[Your assignment]
In the data below, work out how many lines include the string "image". Only the number should be given.

- - - - - - -

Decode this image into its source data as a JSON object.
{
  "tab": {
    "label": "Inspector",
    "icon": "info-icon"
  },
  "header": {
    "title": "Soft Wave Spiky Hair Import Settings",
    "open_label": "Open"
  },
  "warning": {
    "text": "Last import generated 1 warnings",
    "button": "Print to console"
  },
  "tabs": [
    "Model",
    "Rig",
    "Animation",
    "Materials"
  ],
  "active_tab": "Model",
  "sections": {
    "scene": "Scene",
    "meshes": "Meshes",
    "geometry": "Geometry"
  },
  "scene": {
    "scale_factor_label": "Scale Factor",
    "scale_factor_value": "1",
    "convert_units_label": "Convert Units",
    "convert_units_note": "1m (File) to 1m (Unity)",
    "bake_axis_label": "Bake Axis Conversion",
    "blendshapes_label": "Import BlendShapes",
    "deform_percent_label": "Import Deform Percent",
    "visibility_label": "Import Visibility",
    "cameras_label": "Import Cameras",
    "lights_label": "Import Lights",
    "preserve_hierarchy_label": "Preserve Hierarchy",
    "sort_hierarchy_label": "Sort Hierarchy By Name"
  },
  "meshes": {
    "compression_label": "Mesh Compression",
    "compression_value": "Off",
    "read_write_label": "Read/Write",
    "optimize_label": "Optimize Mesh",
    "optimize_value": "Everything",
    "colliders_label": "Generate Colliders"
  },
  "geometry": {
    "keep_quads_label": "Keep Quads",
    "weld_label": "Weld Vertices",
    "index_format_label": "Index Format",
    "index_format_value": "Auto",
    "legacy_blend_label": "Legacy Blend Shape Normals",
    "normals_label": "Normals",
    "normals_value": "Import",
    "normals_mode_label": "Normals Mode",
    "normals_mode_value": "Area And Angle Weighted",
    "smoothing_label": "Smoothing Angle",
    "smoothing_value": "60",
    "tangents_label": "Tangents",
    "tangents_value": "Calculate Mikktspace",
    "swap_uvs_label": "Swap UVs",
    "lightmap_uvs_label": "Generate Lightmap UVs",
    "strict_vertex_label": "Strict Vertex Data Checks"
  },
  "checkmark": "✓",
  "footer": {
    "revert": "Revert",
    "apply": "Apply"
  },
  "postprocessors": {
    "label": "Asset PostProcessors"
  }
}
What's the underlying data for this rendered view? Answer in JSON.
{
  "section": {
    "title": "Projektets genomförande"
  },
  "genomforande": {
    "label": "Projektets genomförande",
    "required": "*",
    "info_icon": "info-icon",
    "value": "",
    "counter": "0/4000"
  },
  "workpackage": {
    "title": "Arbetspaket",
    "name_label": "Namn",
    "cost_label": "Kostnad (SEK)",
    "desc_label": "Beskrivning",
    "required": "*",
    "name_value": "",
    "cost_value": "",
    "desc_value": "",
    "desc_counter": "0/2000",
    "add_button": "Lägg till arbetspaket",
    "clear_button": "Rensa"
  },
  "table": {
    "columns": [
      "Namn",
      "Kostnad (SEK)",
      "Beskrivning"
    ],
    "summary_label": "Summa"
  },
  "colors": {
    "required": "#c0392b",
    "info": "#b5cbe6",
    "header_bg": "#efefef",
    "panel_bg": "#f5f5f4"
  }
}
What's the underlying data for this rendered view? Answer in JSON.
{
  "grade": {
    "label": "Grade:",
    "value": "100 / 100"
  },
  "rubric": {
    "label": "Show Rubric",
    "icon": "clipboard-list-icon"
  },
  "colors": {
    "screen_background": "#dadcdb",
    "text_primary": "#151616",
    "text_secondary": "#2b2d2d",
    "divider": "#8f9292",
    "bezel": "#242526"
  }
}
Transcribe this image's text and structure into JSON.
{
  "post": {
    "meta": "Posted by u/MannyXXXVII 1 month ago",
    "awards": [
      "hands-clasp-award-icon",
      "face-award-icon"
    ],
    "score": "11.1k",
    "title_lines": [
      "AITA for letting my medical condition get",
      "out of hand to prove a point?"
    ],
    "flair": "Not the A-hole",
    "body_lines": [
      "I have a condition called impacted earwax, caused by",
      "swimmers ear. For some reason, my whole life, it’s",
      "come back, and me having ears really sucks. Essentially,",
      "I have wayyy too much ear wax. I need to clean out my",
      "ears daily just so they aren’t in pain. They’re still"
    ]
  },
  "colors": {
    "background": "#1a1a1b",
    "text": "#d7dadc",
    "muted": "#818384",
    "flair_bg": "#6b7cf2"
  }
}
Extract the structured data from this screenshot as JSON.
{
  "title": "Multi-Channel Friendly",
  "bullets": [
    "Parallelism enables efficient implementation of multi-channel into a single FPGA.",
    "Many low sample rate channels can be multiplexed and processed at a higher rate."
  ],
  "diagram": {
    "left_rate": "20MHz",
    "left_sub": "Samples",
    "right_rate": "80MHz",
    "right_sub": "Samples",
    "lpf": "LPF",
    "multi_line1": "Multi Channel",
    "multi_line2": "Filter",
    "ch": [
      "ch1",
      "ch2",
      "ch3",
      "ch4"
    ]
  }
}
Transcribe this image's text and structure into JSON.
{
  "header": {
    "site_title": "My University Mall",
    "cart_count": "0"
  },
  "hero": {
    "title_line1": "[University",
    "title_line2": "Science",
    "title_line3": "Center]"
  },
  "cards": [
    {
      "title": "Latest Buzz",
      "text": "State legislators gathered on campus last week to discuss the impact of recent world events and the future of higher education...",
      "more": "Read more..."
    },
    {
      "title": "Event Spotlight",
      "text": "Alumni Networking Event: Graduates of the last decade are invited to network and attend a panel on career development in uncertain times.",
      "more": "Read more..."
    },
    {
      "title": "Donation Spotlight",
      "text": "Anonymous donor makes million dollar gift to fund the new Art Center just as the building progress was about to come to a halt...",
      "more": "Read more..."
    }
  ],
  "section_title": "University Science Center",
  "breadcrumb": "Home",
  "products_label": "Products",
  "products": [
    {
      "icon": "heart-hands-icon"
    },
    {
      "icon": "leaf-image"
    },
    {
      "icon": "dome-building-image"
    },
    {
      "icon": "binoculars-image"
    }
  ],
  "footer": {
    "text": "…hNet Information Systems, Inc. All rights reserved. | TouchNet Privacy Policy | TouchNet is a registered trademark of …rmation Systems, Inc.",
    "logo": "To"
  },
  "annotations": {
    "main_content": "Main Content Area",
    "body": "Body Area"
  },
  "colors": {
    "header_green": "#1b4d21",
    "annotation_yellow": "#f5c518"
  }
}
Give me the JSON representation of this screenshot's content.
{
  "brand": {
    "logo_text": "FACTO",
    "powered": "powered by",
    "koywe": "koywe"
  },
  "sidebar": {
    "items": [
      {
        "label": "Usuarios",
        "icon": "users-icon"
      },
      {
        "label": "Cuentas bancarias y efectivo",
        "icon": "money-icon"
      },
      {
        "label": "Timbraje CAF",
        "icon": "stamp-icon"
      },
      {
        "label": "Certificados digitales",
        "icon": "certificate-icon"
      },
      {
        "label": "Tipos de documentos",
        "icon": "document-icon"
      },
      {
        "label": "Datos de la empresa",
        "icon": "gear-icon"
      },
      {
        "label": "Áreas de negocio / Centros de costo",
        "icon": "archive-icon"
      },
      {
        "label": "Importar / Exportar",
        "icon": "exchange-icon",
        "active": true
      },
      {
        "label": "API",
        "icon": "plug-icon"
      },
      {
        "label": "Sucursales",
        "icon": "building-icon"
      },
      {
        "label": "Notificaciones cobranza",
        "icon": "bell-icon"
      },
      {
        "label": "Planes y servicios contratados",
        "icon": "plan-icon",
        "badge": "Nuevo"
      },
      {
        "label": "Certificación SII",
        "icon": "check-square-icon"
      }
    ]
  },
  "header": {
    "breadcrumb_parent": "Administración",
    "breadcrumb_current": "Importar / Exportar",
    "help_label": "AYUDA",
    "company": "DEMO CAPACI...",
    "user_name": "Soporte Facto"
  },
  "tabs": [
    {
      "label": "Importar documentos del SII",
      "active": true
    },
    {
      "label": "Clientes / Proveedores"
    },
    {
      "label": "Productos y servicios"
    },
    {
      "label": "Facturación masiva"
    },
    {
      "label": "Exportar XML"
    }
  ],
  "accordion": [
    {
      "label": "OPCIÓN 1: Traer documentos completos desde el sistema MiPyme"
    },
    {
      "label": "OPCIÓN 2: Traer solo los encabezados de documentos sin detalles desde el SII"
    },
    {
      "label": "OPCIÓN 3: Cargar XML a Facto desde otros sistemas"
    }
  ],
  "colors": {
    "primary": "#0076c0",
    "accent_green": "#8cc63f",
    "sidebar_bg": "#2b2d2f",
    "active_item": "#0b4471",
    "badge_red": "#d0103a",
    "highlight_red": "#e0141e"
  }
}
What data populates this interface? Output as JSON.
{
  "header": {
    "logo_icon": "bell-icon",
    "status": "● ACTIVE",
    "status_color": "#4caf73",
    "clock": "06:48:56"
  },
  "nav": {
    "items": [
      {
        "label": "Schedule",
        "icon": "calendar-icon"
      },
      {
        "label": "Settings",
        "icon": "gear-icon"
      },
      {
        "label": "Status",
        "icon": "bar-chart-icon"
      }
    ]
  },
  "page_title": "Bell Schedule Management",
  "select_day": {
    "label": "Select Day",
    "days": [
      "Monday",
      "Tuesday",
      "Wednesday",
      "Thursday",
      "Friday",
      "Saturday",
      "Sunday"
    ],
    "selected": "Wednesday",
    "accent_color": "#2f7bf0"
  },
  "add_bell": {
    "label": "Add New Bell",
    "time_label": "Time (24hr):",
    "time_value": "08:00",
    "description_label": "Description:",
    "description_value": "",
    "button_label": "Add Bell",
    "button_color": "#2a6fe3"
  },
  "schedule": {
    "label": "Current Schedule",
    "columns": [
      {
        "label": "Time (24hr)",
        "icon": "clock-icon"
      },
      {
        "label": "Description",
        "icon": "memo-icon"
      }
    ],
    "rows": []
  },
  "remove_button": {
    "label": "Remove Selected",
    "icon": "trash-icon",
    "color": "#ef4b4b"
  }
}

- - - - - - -

[Exercise result]
6